The documentary Skin spurs the viewer to think about what kind of bodies are usually naked in movies.
As Tom Hanks announced at the Oscars, the museum opens December of this year, the result of a 90-year quest by the Academy to create a museum dedicated to their art and industry.
As part of its reopening slate, a film series at the museum pays tribute to the foundational programming of its influential film curator Iris Barry.
Seeking to upend the male-dominated canon but directed by a man, Women Make Film: A New Road Movie Through Cinema defies some hierarchies while reinforcing others.
The rare 1896 graphic work advertised the world’s first public screening of a film by the Lumière brothers.
A new book highlights the unheralded contributions of backdrop artists to the history of film.
Using salvaged machines and a hand-cranked camera, conservators at the George Eastman Museum created the first strip of 35mm motion-picture film not produced by a commercial company.

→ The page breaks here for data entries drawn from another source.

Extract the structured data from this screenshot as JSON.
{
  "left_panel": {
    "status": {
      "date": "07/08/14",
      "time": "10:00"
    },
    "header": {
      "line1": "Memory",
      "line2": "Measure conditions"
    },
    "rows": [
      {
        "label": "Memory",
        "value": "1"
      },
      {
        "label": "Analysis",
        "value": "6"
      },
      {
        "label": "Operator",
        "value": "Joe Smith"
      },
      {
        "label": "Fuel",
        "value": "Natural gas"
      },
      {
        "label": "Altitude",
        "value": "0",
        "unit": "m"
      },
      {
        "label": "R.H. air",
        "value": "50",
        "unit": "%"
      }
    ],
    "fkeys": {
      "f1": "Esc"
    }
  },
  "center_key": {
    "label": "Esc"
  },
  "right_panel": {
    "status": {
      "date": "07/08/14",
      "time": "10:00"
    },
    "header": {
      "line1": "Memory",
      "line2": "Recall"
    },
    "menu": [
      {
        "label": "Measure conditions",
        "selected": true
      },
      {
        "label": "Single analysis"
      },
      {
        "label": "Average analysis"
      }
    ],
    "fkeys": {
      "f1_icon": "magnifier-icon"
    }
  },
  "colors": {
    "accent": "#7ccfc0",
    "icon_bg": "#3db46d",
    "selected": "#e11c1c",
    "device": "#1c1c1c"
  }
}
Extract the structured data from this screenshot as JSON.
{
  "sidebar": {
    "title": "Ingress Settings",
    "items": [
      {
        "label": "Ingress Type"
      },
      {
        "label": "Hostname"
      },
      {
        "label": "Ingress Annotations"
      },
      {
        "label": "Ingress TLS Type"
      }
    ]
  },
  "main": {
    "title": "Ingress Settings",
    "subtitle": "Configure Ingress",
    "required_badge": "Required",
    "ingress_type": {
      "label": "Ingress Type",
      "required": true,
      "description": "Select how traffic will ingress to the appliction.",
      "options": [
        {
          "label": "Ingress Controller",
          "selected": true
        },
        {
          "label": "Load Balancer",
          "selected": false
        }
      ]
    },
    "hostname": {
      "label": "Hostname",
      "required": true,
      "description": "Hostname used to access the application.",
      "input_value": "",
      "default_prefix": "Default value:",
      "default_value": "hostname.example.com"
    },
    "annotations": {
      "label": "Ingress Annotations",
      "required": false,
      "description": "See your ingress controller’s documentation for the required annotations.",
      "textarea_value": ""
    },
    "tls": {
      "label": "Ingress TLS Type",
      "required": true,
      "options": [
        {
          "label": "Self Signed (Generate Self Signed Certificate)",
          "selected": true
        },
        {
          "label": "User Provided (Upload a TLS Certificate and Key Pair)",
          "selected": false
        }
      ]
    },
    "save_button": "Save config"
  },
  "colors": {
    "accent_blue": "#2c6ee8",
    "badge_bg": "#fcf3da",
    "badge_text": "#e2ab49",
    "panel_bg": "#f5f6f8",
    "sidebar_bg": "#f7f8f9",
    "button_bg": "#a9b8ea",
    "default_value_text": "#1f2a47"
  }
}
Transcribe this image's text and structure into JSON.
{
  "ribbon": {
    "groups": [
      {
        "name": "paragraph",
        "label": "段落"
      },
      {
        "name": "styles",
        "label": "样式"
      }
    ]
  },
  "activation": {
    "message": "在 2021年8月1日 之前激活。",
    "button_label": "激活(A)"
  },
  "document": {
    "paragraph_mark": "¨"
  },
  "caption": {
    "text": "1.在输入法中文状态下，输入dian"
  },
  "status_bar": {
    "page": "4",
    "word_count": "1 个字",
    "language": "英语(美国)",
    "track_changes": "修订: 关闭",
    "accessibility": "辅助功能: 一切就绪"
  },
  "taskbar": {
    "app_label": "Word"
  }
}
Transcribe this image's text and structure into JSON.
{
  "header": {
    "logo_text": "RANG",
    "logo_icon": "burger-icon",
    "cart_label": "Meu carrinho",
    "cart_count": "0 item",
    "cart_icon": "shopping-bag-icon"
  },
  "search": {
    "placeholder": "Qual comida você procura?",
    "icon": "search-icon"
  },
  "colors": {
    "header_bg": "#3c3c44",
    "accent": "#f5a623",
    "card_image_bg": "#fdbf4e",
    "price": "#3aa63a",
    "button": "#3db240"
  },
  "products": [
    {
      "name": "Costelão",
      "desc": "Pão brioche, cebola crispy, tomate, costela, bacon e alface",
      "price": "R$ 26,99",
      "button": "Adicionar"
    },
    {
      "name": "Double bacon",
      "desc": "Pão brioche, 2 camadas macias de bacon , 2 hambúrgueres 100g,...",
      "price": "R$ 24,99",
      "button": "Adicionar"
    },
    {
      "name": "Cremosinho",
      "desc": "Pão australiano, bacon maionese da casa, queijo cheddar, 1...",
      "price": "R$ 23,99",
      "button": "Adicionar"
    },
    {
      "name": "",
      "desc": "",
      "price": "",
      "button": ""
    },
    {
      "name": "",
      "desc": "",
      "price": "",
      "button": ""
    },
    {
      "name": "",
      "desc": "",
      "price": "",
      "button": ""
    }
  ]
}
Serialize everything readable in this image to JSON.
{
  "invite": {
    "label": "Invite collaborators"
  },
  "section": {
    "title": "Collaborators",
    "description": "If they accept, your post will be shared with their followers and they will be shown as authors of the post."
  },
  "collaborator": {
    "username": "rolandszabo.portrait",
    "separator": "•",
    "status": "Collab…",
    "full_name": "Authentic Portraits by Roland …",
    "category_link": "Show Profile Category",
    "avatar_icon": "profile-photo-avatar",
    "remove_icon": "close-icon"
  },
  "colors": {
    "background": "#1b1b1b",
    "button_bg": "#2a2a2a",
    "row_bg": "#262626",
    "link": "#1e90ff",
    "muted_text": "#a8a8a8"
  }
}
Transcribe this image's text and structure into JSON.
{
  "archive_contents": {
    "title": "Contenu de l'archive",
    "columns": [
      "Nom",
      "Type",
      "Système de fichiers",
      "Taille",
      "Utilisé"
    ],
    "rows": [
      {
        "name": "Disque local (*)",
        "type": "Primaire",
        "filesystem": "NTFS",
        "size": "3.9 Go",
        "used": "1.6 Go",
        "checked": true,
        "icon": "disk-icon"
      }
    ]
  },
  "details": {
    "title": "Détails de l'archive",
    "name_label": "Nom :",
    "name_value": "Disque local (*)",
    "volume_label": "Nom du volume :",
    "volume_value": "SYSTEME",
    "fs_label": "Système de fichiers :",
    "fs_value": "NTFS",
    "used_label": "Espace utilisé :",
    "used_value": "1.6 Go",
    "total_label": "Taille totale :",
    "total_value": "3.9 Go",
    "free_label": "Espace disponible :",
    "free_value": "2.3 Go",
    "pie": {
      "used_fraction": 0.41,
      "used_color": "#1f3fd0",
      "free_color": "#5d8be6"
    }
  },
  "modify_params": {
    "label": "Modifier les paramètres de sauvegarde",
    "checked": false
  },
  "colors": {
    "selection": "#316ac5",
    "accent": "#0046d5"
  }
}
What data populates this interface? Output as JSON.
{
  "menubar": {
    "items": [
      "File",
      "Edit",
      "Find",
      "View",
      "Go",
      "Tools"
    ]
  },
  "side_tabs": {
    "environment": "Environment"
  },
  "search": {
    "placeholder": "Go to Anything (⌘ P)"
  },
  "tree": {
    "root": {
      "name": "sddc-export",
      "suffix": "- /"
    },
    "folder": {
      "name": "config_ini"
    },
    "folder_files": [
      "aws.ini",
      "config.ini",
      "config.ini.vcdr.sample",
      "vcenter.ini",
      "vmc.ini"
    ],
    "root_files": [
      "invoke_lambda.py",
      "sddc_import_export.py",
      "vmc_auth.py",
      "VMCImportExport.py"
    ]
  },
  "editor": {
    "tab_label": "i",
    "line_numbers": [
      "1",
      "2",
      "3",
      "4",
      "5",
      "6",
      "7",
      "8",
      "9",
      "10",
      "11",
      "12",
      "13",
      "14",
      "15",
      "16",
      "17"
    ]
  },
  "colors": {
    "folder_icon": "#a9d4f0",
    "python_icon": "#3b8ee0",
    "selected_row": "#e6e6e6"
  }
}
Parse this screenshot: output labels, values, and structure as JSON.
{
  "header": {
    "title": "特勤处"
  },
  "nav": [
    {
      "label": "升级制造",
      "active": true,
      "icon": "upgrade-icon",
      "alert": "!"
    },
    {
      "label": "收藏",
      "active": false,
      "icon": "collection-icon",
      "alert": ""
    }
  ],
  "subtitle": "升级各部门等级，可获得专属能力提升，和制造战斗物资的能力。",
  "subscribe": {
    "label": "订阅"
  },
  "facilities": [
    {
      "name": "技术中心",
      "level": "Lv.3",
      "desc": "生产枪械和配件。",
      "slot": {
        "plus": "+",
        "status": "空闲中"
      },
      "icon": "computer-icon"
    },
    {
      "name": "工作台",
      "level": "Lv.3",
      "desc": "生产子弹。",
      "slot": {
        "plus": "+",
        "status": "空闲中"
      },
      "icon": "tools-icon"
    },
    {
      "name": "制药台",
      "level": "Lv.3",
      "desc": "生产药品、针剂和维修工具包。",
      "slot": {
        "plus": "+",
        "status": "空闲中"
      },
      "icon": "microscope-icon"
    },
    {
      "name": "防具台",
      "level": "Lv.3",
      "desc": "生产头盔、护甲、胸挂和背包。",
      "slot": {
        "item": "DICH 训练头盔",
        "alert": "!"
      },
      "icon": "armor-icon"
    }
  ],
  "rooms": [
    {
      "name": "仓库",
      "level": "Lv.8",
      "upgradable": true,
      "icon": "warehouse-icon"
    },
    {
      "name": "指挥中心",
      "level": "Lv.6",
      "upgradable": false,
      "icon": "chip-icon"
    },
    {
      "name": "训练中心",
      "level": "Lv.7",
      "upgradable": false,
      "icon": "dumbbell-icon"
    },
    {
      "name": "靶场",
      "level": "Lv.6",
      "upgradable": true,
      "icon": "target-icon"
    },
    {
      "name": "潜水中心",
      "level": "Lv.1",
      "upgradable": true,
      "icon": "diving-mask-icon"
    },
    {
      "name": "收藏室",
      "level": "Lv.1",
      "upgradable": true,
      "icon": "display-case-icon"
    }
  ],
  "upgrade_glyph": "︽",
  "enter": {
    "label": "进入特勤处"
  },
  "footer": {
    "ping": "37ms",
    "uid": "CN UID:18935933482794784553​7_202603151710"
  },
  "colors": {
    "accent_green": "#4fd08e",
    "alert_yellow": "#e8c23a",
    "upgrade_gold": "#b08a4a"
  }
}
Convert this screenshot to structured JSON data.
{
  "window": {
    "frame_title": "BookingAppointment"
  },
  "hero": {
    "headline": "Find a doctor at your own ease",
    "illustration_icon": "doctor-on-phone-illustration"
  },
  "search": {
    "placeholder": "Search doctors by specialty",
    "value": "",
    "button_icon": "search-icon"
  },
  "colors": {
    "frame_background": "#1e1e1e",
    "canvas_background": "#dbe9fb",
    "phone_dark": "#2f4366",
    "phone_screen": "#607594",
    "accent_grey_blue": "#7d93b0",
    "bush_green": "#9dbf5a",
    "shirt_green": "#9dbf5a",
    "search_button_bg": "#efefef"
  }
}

Before she even appears in the 1944 film noir classic Laura, Laura Hunt is an obsession for the hardboiled police detective, who is mesmerized with the supposedly dead woman through her portrait.
In the 1930s the National Park Service created silent films, hand-tinted and toned with vibrant color, to promote outdoor oases to American travelers.
Dorothy stepping into a Technicolor Oz in 1938 is so iconic that the decades of color film history before it are almost forgotten.
Charles Silver has worked at the Museum of Modern Art (MoMA) since 1970, first in the film studies center and then (and still) as a curator in the department of film.